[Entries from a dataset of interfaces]
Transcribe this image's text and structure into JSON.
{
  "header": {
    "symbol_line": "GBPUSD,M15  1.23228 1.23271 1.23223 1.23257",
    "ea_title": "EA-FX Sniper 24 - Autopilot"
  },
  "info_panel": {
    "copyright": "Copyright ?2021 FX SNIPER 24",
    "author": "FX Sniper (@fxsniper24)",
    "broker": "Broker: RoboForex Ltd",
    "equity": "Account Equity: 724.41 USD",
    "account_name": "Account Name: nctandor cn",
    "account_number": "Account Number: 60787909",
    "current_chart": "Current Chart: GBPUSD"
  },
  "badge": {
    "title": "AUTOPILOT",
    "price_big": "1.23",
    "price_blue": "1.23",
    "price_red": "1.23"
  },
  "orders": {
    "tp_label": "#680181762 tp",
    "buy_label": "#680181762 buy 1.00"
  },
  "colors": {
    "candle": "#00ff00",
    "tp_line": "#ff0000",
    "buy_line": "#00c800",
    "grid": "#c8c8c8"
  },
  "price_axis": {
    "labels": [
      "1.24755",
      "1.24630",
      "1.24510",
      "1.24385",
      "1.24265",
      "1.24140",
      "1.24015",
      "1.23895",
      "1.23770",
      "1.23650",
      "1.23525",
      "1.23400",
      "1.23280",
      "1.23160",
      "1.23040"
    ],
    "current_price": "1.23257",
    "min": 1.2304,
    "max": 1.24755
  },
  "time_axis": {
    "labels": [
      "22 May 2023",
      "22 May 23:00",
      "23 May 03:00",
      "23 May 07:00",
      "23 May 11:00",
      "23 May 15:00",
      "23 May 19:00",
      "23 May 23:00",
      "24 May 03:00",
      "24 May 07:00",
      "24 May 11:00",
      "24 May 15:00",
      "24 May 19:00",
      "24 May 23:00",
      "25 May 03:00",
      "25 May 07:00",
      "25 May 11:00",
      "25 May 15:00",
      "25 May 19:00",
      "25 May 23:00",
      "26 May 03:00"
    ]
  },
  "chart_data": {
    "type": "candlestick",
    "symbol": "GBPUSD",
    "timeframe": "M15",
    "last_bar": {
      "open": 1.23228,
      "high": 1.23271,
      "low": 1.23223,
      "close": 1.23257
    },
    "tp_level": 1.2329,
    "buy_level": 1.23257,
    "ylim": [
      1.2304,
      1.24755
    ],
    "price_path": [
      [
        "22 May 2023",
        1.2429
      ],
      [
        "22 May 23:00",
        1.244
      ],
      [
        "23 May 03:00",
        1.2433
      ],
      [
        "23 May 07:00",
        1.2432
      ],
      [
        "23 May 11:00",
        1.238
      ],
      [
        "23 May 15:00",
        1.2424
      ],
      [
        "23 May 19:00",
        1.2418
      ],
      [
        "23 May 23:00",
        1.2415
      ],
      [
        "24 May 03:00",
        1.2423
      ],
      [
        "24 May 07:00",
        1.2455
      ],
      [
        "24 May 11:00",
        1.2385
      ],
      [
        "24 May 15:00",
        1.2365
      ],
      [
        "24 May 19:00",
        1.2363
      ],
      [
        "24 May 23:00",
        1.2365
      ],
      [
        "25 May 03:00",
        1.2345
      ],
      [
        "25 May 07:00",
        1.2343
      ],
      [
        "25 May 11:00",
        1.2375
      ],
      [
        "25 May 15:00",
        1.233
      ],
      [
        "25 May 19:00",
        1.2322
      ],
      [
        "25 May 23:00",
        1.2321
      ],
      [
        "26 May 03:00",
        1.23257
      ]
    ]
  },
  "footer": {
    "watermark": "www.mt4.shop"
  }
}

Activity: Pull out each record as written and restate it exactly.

Answer to the exercise:
Transcribe this image's text and structure into JSON.
{
  "header": {
    "symbol_line": "GBPUSD,M15  1.23228 1.23271 1.23223 1.23257",
    "ea_title": "EA-FX Sniper 24 - Autopilot"
  },
  "info_panel": {
    "copyright": "Copyright ?2021 FX SNIPER 24",
    "author": "FX Sniper (@fxsniper24)",
    "broker": "Broker: RoboForex Ltd",
    "equity": "Account Equity: 724.41 USD",
    "account_name": "Account Name: nctandor cn",
    "account_number": "Account Number: 60787909",
    "current_chart": "Current Chart: GBPUSD"
  },
  "badge": {
    "title": "AUTOPILOT",
    "price_big": "1.23",
    "price_blue": "1.23",
    "price_red": "1.23"
  },
  "orders": {
    "tp_label": "#680181762 tp",
    "buy_label": "#680181762 buy 1.00"
  },
  "colors": {
    "candle": "#00ff00",
    "tp_line": "#ff0000",
    "buy_line": "#00c800",
    "grid": "#c8c8c8"
  },
  "price_axis": {
    "labels": [
      "1.24755",
      "1.24630",
      "1.24510",
      "1.24385",
      "1.24265",
      "1.24140",
      "1.24015",
      "1.23895",
      "1.23770",
      "1.23650",
      "1.23525",
      "1.23400",
      "1.23280",
      "1.23160",
      "1.23040"
    ],
    "current_price": "1.23257",
    "min": 1.2304,
    "max": 1.24755
  },
  "time_axis": {
    "labels": [
      "22 May 2023",
      "22 May 23:00",
      "23 May 03:00",
      "23 May 07:00",
      "23 May 11:00",
      "23 May 15:00",
      "23 May 19:00",
      "23 May 23:00",
      "24 May 03:00",
      "24 May 07:00",
      "24 May 11:00",
      "24 May 15:00",
      "24 May 19:00",
      "24 May 23:00",
      "25 May 03:00",
      "25 May 07:00",
      "25 May 11:00",
      "25 May 15:00",
      "25 May 19:00",
      "25 May 23:00",
      "26 May 03:00"
    ]
  },
  "chart_data": {
    "type": "candlestick",
    "symbol": "GBPUSD",
    "timeframe": "M15",
    "last_bar": {
      "open": 1.23228,
      "high": 1.23271,
      "low": 1.23223,
      "close": 1.23257
    },
    "tp_level": 1.2329,
    "buy_level": 1.23257,
    "ylim": [
      1.2304,
      1.24755
    ],
    "price_path": [
      [
        "22 May 2023",
        1.2429
      ],
      [
        "22 May 23:00",
        1.244
      ],
      [
        "23 May 03:00",
        1.2433
      ],
      [
        "23 May 07:00",
        1.2432
      ],
      [
        "23 May 11:00",
        1.238
      ],
      [
        "23 May 15:00",
        1.2424
      ],
      [
        "23 May 19:00",
        1.2418
      ],
      [
        "23 May 23:00",
        1.2415
      ],
      [
        "24 May 03:00",
        1.2423
      ],
      [
        "24 May 07:00",
        1.2455
      ],
      [
        "24 May 11:00",
        1.2385
      ],
      [
        "24 May 15:00",
        1.2365
      ],
      [
        "24 May 19:00",
        1.2363
      ],
      [
        "24 May 23:00",
        1.2365
      ],
      [
        "25 May 03:00",
        1.2345
      ],
      [
        "25 May 07:00",
        1.2343
      ],
      [
        "25 May 11:00",
        1.2375
      ],
      [
        "25 May 15:00",
        1.233
      ],
      [
        "25 May 19:00",
        1.2322
      ],
      [
        "25 May 23:00",
        1.2321
      ],
      [
        "26 May 03:00",
        1.23257
      ]
    ]
  },
  "footer": {
    "watermark": "www.mt4.shop"
  }
}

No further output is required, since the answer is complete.